#### [BRIEF]
Set down the material exactly. Keep every line.

━━ DATA EXTRACT ━━

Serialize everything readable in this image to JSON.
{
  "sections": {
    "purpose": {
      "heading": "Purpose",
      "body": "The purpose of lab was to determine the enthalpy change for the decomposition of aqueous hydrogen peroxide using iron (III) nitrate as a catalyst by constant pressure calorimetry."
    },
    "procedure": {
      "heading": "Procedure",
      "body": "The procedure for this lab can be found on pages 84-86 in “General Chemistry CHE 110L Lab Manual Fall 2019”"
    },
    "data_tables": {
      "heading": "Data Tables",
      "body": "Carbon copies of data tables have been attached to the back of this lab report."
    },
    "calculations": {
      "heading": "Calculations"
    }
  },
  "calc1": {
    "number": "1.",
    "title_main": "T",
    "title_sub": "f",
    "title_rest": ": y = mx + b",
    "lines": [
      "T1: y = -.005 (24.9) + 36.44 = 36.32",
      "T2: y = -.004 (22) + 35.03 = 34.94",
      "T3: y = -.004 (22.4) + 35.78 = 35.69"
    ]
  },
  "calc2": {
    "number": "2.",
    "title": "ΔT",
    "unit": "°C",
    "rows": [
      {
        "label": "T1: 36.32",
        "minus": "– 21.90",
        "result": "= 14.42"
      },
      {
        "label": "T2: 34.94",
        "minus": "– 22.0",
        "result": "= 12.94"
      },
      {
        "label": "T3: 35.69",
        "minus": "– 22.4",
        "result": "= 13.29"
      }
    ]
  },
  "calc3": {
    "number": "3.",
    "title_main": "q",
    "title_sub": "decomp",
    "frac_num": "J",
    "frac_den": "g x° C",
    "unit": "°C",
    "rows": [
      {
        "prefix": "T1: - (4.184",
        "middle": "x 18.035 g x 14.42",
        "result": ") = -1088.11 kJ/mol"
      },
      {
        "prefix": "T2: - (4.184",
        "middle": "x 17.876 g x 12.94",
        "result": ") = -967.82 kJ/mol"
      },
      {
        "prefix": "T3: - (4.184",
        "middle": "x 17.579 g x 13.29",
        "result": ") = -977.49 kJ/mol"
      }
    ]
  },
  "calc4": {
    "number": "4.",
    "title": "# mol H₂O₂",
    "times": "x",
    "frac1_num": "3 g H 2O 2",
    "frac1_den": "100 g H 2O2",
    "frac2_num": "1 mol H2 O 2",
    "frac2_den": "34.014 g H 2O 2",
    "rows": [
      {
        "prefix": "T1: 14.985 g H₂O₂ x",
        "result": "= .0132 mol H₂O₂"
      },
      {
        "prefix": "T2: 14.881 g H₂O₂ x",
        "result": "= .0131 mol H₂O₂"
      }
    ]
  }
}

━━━

#### [TASK RESULT]
Serialize everything readable in this image to JSON.
{
  "sections": {
    "purpose": {
      "heading": "Purpose",
      "body": "The purpose of lab was to determine the enthalpy change for the decomposition of aqueous hydrogen peroxide using iron (III) nitrate as a catalyst by constant pressure calorimetry."
    },
    "procedure": {
      "heading": "Procedure",
      "body": "The procedure for this lab can be found on pages 84-86 in “General Chemistry CHE 110L Lab Manual Fall 2019”"
    },
    "data_tables": {
      "heading": "Data Tables",
      "body": "Carbon copies of data tables have been attached to the back of this lab report."
    },
    "calculations": {
      "heading": "Calculations"
    }
  },
  "calc1": {
    "number": "1.",
    "title_main": "T",
    "title_sub": "f",
    "title_rest": ": y = mx + b",
    "lines": [
      "T1: y = -.005 (24.9) + 36.44 = 36.32",
      "T2: y = -.004 (22) + 35.03 = 34.94",
      "T3: y = -.004 (22.4) + 35.78 = 35.69"
    ]
  },
  "calc2": {
    "number": "2.",
    "title": "ΔT",
    "unit": "°C",
    "rows": [
      {
        "label": "T1: 36.32",
        "minus": "– 21.90",
        "result": "= 14.42"
      },
      {
        "label": "T2: 34.94",
        "minus": "– 22.0",
        "result": "= 12.94"
      },
      {
        "label": "T3: 35.69",
        "minus": "– 22.4",
        "result": "= 13.29"
      }
    ]
  },
  "calc3": {
    "number": "3.",
    "title_main": "q",
    "title_sub": "decomp",
    "frac_num": "J",
    "frac_den": "g x° C",
    "unit": "°C",
    "rows": [
      {
        "prefix": "T1: - (4.184",
        "middle": "x 18.035 g x 14.42",
        "result": ") = -1088.11 kJ/mol"
      },
      {
        "prefix": "T2: - (4.184",
        "middle": "x 17.876 g x 12.94",
        "result": ") = -967.82 kJ/mol"
      },
      {
        "prefix": "T3: - (4.184",
        "middle": "x 17.579 g x 13.29",
        "result": ") = -977.49 kJ/mol"
      }
    ]
  },
  "calc4": {
    "number": "4.",
    "title": "# mol H₂O₂",
    "times": "x",
    "frac1_num": "3 g H 2O 2",
    "frac1_den": "100 g H 2O2",
    "frac2_num": "1 mol H2 O 2",
    "frac2_den": "34.014 g H 2O 2",
    "rows": [
      {
        "prefix": "T1: 14.985 g H₂O₂ x",
        "result": "= .0132 mol H₂O₂"
      },
      {
        "prefix": "T2: 14.881 g H₂O₂ x",
        "result": "= .0131 mol H₂O₂"
      }
    ]
  }
}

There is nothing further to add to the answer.